DATA TO PROCESS:
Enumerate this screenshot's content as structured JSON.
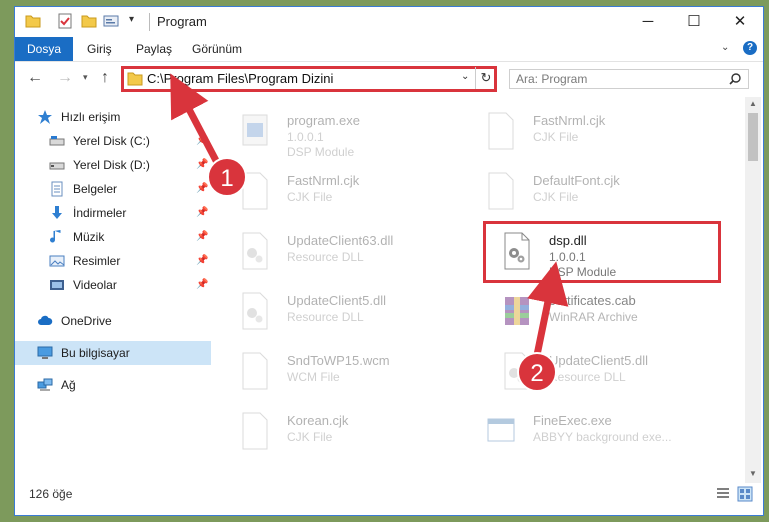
{
  "window": {
    "title": "Program",
    "controls": {
      "minimize": "─",
      "maximize": "☐",
      "close": "✕"
    }
  },
  "ribbon": {
    "tabs": [
      "Dosya",
      "Giriş",
      "Paylaş",
      "Görünüm"
    ],
    "help": "?"
  },
  "nav": {
    "address": "C:\\Program Files\\Program Dizini",
    "search_placeholder": "Ara: Program"
  },
  "sidebar": {
    "items": [
      {
        "label": "Hızlı erişim",
        "icon": "star-icon"
      },
      {
        "label": "Yerel Disk (C:)",
        "icon": "drive-icon",
        "pinned": true
      },
      {
        "label": "Yerel Disk (D:)",
        "icon": "drive-icon",
        "pinned": true
      },
      {
        "label": "Belgeler",
        "icon": "documents-icon",
        "pinned": true
      },
      {
        "label": "İndirmeler",
        "icon": "download-icon",
        "pinned": true
      },
      {
        "label": "Müzik",
        "icon": "music-icon",
        "pinned": true
      },
      {
        "label": "Resimler",
        "icon": "pictures-icon",
        "pinned": true
      },
      {
        "label": "Videolar",
        "icon": "videos-icon",
        "pinned": true
      },
      {
        "label": "OneDrive",
        "icon": "cloud-icon"
      },
      {
        "label": "Bu bilgisayar",
        "icon": "computer-icon",
        "selected": true
      },
      {
        "label": "Ağ",
        "icon": "network-icon"
      }
    ]
  },
  "files": [
    {
      "name": "program.exe",
      "line1": "1.0.0.1",
      "line2": "DSP Module",
      "icon": "exe-icon"
    },
    {
      "name": "FastNrml.cjk",
      "line1": "CJK File",
      "line2": "",
      "icon": "blank-file-icon"
    },
    {
      "name": "FastNrml.cjk",
      "line1": "CJK File",
      "line2": "",
      "icon": "blank-file-icon"
    },
    {
      "name": "DefaultFont.cjk",
      "line1": "CJK File",
      "line2": "",
      "icon": "blank-file-icon"
    },
    {
      "name": "UpdateClient63.dll",
      "line1": "Resource DLL",
      "line2": "",
      "icon": "dll-icon"
    },
    {
      "name": "dsp.dll",
      "line1": "1.0.0.1",
      "line2": "DSP Module",
      "icon": "dll-icon"
    },
    {
      "name": "UpdateClient5.dll",
      "line1": "Resource DLL",
      "line2": "",
      "icon": "dll-icon"
    },
    {
      "name": "certificates.cab",
      "line1": "WinRAR Archive",
      "line2": "",
      "icon": "archive-icon"
    },
    {
      "name": "SndToWP15.wcm",
      "line1": "WCM File",
      "line2": "",
      "icon": "blank-file-icon"
    },
    {
      "name": "UpdateClient5.dll",
      "line1": "Resource DLL",
      "line2": "",
      "icon": "dll-icon"
    },
    {
      "name": "Korean.cjk",
      "line1": "CJK File",
      "line2": "",
      "icon": "blank-file-icon"
    },
    {
      "name": "FineExec.exe",
      "line1": "ABBYY background exe...",
      "line2": "",
      "icon": "app-window-icon"
    }
  ],
  "status": {
    "count": "126 öğe"
  },
  "annotations": {
    "step1": "1",
    "step2": "2"
  },
  "colors": {
    "accent": "#1a6dc4",
    "highlight": "#d9343c",
    "selected": "#cce4f7"
  }
}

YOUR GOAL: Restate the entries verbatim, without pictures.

TASK ANSWER:
Enumerate this screenshot's content as structured JSON.
{
  "window": {
    "title": "Program",
    "controls": {
      "minimize": "─",
      "maximize": "☐",
      "close": "✕"
    }
  },
  "ribbon": {
    "tabs": [
      "Dosya",
      "Giriş",
      "Paylaş",
      "Görünüm"
    ],
    "help": "?"
  },
  "nav": {
    "address": "C:\\Program Files\\Program Dizini",
    "search_placeholder": "Ara: Program"
  },
  "sidebar": {
    "items": [
      {
        "label": "Hızlı erişim",
        "icon": "star-icon"
      },
      {
        "label": "Yerel Disk (C:)",
        "icon": "drive-icon",
        "pinned": true
      },
      {
        "label": "Yerel Disk (D:)",
        "icon": "drive-icon",
        "pinned": true
      },
      {
        "label": "Belgeler",
        "icon": "documents-icon",
        "pinned": true
      },
      {
        "label": "İndirmeler",
        "icon": "download-icon",
        "pinned": true
      },
      {
        "label": "Müzik",
        "icon": "music-icon",
        "pinned": true
      },
      {
        "label": "Resimler",
        "icon": "pictures-icon",
        "pinned": true
      },
      {
        "label": "Videolar",
        "icon": "videos-icon",
        "pinned": true
      },
      {
        "label": "OneDrive",
        "icon": "cloud-icon"
      },
      {
        "label": "Bu bilgisayar",
        "icon": "computer-icon",
        "selected": true
      },
      {
        "label": "Ağ",
        "icon": "network-icon"
      }
    ]
  },
  "files": [
    {
      "name": "program.exe",
      "line1": "1.0.0.1",
      "line2": "DSP Module",
      "icon": "exe-icon"
    },
    {
      "name": "FastNrml.cjk",
      "line1": "CJK File",
      "line2": "",
      "icon": "blank-file-icon"
    },
    {
      "name": "FastNrml.cjk",
      "line1": "CJK File",
      "line2": "",
      "icon": "blank-file-icon"
    },
    {
      "name": "DefaultFont.cjk",
      "line1": "CJK File",
      "line2": "",
      "icon": "blank-file-icon"
    },
    {
      "name": "UpdateClient63.dll",
      "line1": "Resource DLL",
      "line2": "",
      "icon": "dll-icon"
    },
    {
      "name": "dsp.dll",
      "line1": "1.0.0.1",
      "line2": "DSP Module",
      "icon": "dll-icon"
    },
    {
      "name": "UpdateClient5.dll",
      "line1": "Resource DLL",
      "line2": "",
      "icon": "dll-icon"
    },
    {
      "name": "certificates.cab",
      "line1": "WinRAR Archive",
      "line2": "",
      "icon": "archive-icon"
    },
    {
      "name": "SndToWP15.wcm",
      "line1": "WCM File",
      "line2": "",
      "icon": "blank-file-icon"
    },
    {
      "name": "UpdateClient5.dll",
      "line1": "Resource DLL",
      "line2": "",
      "icon": "dll-icon"
    },
    {
      "name": "Korean.cjk",
      "line1": "CJK File",
      "line2": "",
      "icon": "blank-file-icon"
    },
    {
      "name": "FineExec.exe",
      "line1": "ABBYY background exe...",
      "line2": "",
      "icon": "app-window-icon"
    }
  ],
  "status": {
    "count": "126 öğe"
  },
  "annotations": {
    "step1": "1",
    "step2": "2"
  },
  "colors": {
    "accent": "#1a6dc4",
    "highlight": "#d9343c",
    "selected": "#cce4f7"
  }
}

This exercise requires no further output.